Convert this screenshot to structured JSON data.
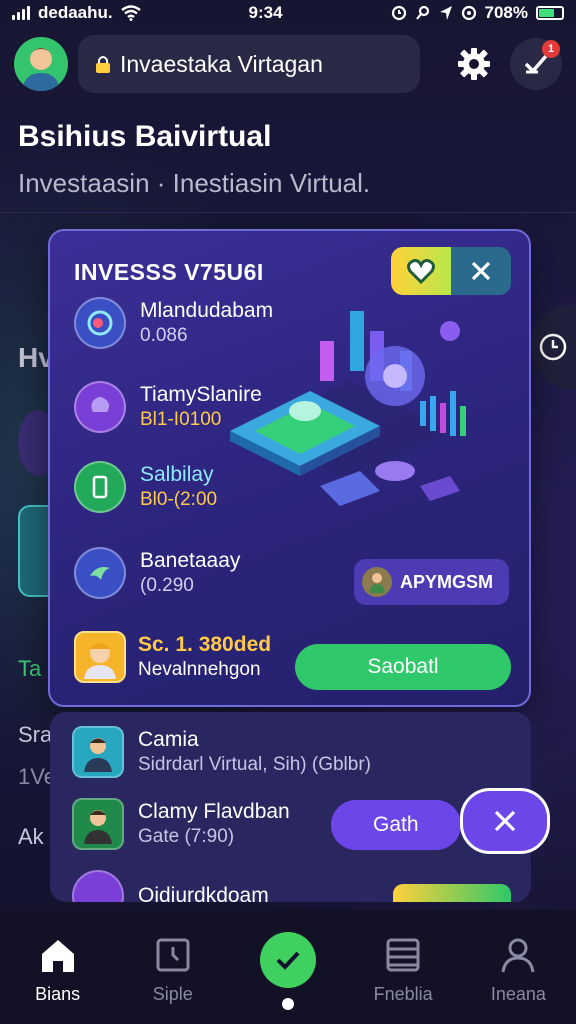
{
  "status_bar": {
    "carrier": "dedaahu.",
    "time": "9:34",
    "battery": "708%",
    "battery_level": 0.7
  },
  "header": {
    "search_text": "Invaestaka Virtagan",
    "notification_count": "1"
  },
  "page": {
    "title": "Bsihius Baivirtual",
    "subtitle": "Investaasin · Inestiasin Virtual."
  },
  "background": {
    "heading": "Hv",
    "row1": "Ta",
    "row2": "Sra",
    "row3": "1Ve",
    "row4": "Ak"
  },
  "card": {
    "title": "INVESSS V75U6I",
    "assets": [
      {
        "name": "Mlandudabam",
        "value": "0.086"
      },
      {
        "name": "TiamySlanire",
        "value": "Bl1-I0100"
      },
      {
        "name": "Salbilay",
        "value": "Bl0-(2:00"
      },
      {
        "name": "Banetaaay",
        "value": "(0.290"
      }
    ],
    "badge_button": "APYMGSM",
    "featured": {
      "amount": "Sc. 1. 380ded",
      "subtitle": "Nevalnnehgon"
    },
    "primary_button": "Saobatl"
  },
  "list": {
    "rows": [
      {
        "name": "Camia",
        "detail": "Sidrdarl Virtual, Sih) (Gblbr)"
      },
      {
        "name": "Clamy Flavdban",
        "detail": "Gate (7:90)"
      },
      {
        "name": "Oidjurdkdoam",
        "detail": ""
      }
    ],
    "action_button": "Gath"
  },
  "nav": {
    "items": [
      {
        "label": "Bians"
      },
      {
        "label": "Siple"
      },
      {
        "label": ""
      },
      {
        "label": "Fneblia"
      },
      {
        "label": "Ineana"
      }
    ]
  },
  "colors": {
    "accent_green": "#3fd05f",
    "accent_purple": "#6c46e8",
    "gold": "#ffc94a",
    "background": "#14132e"
  }
}
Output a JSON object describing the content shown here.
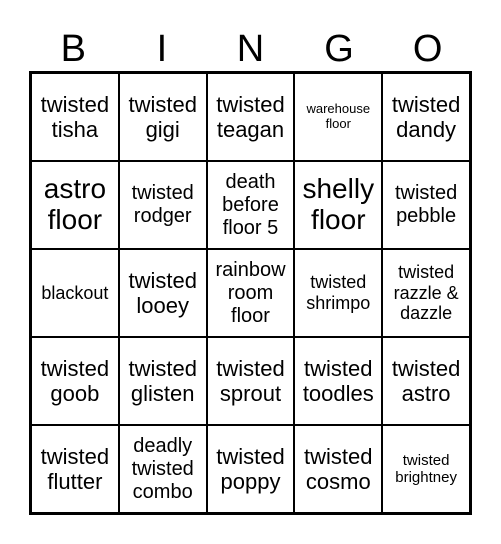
{
  "header": [
    "B",
    "I",
    "N",
    "G",
    "O"
  ],
  "rows": [
    [
      {
        "text": "twisted tisha",
        "size": "l"
      },
      {
        "text": "twisted gigi",
        "size": "l"
      },
      {
        "text": "twisted teagan",
        "size": "l"
      },
      {
        "text": "warehouse floor",
        "size": "xxs"
      },
      {
        "text": "twisted dandy",
        "size": "l"
      }
    ],
    [
      {
        "text": "astro floor",
        "size": "xl"
      },
      {
        "text": "twisted rodger",
        "size": "m"
      },
      {
        "text": "death before floor 5",
        "size": "m"
      },
      {
        "text": "shelly floor",
        "size": "xl"
      },
      {
        "text": "twisted pebble",
        "size": "m"
      }
    ],
    [
      {
        "text": "blackout",
        "size": "s"
      },
      {
        "text": "twisted looey",
        "size": "l"
      },
      {
        "text": "rainbow room floor",
        "size": "m"
      },
      {
        "text": "twisted shrimpo",
        "size": "s"
      },
      {
        "text": "twisted razzle & dazzle",
        "size": "s"
      }
    ],
    [
      {
        "text": "twisted goob",
        "size": "l"
      },
      {
        "text": "twisted glisten",
        "size": "l"
      },
      {
        "text": "twisted sprout",
        "size": "l"
      },
      {
        "text": "twisted toodles",
        "size": "l"
      },
      {
        "text": "twisted astro",
        "size": "l"
      }
    ],
    [
      {
        "text": "twisted flutter",
        "size": "l"
      },
      {
        "text": "deadly twisted combo",
        "size": "m"
      },
      {
        "text": "twisted poppy",
        "size": "l"
      },
      {
        "text": "twisted cosmo",
        "size": "l"
      },
      {
        "text": "twisted brightney",
        "size": "xs"
      }
    ]
  ]
}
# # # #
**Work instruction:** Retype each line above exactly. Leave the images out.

**Task answer:**
Convert this screenshot to structured JSON data.
{
  "status_bar": {
    "carrier": "dedaahu.",
    "time": "9:34",
    "battery": "708%",
    "battery_level": 0.7
  },
  "header": {
    "search_text": "Invaestaka Virtagan",
    "notification_count": "1"
  },
  "page": {
    "title": "Bsihius Baivirtual",
    "subtitle": "Investaasin · Inestiasin Virtual."
  },
  "background": {
    "heading": "Hv",
    "row1": "Ta",
    "row2": "Sra",
    "row3": "1Ve",
    "row4": "Ak"
  },
  "card": {
    "title": "INVESSS V75U6I",
    "assets": [
      {
        "name": "Mlandudabam",
        "value": "0.086"
      },
      {
        "name": "TiamySlanire",
        "value": "Bl1-I0100"
      },
      {
        "name": "Salbilay",
        "value": "Bl0-(2:00"
      },
      {
        "name": "Banetaaay",
        "value": "(0.290"
      }
    ],
    "badge_button": "APYMGSM",
    "featured": {
      "amount": "Sc. 1. 380ded",
      "subtitle": "Nevalnnehgon"
    },
    "primary_button": "Saobatl"
  },
  "list": {
    "rows": [
      {
        "name": "Camia",
        "detail": "Sidrdarl Virtual, Sih) (Gblbr)"
      },
      {
        "name": "Clamy Flavdban",
        "detail": "Gate (7:90)"
      },
      {
        "name": "Oidjurdkdoam",
        "detail": ""
      }
    ],
    "action_button": "Gath"
  },
  "nav": {
    "items": [
      {
        "label": "Bians"
      },
      {
        "label": "Siple"
      },
      {
        "label": ""
      },
      {
        "label": "Fneblia"
      },
      {
        "label": "Ineana"
      }
    ]
  },
  "colors": {
    "accent_green": "#3fd05f",
    "accent_purple": "#6c46e8",
    "gold": "#ffc94a",
    "background": "#14132e"
  }
}
Output a JSON object describing the content shown here.
{
  "header": [
    "B",
    "I",
    "N",
    "G",
    "O"
  ],
  "rows": [
    [
      {
        "text": "twisted tisha",
        "size": "l"
      },
      {
        "text": "twisted gigi",
        "size": "l"
      },
      {
        "text": "twisted teagan",
        "size": "l"
      },
      {
        "text": "warehouse floor",
        "size": "xxs"
      },
      {
        "text": "twisted dandy",
        "size": "l"
      }
    ],
    [
      {
        "text": "astro floor",
        "size": "xl"
      },
      {
        "text": "twisted rodger",
        "size": "m"
      },
      {
        "text": "death before floor 5",
        "size": "m"
      },
      {
        "text": "shelly floor",
        "size": "xl"
      },
      {
        "text": "twisted pebble",
        "size": "m"
      }
    ],
    [
      {
        "text": "blackout",
        "size": "s"
      },
      {
        "text": "twisted looey",
        "size": "l"
      },
      {
        "text": "rainbow room floor",
        "size": "m"
      },
      {
        "text": "twisted shrimpo",
        "size": "s"
      },
      {
        "text": "twisted razzle & dazzle",
        "size": "s"
      }
    ],
    [
      {
        "text": "twisted goob",
        "size": "l"
      },
      {
        "text": "twisted glisten",
        "size": "l"
      },
      {
        "text": "twisted sprout",
        "size": "l"
      },
      {
        "text": "twisted toodles",
        "size": "l"
      },
      {
        "text": "twisted astro",
        "size": "l"
      }
    ],
    [
      {
        "text": "twisted flutter",
        "size": "l"
      },
      {
        "text": "deadly twisted combo",
        "size": "m"
      },
      {
        "text": "twisted poppy",
        "size": "l"
      },
      {
        "text": "twisted cosmo",
        "size": "l"
      },
      {
        "text": "twisted brightney",
        "size": "xs"
      }
    ]
  ]
}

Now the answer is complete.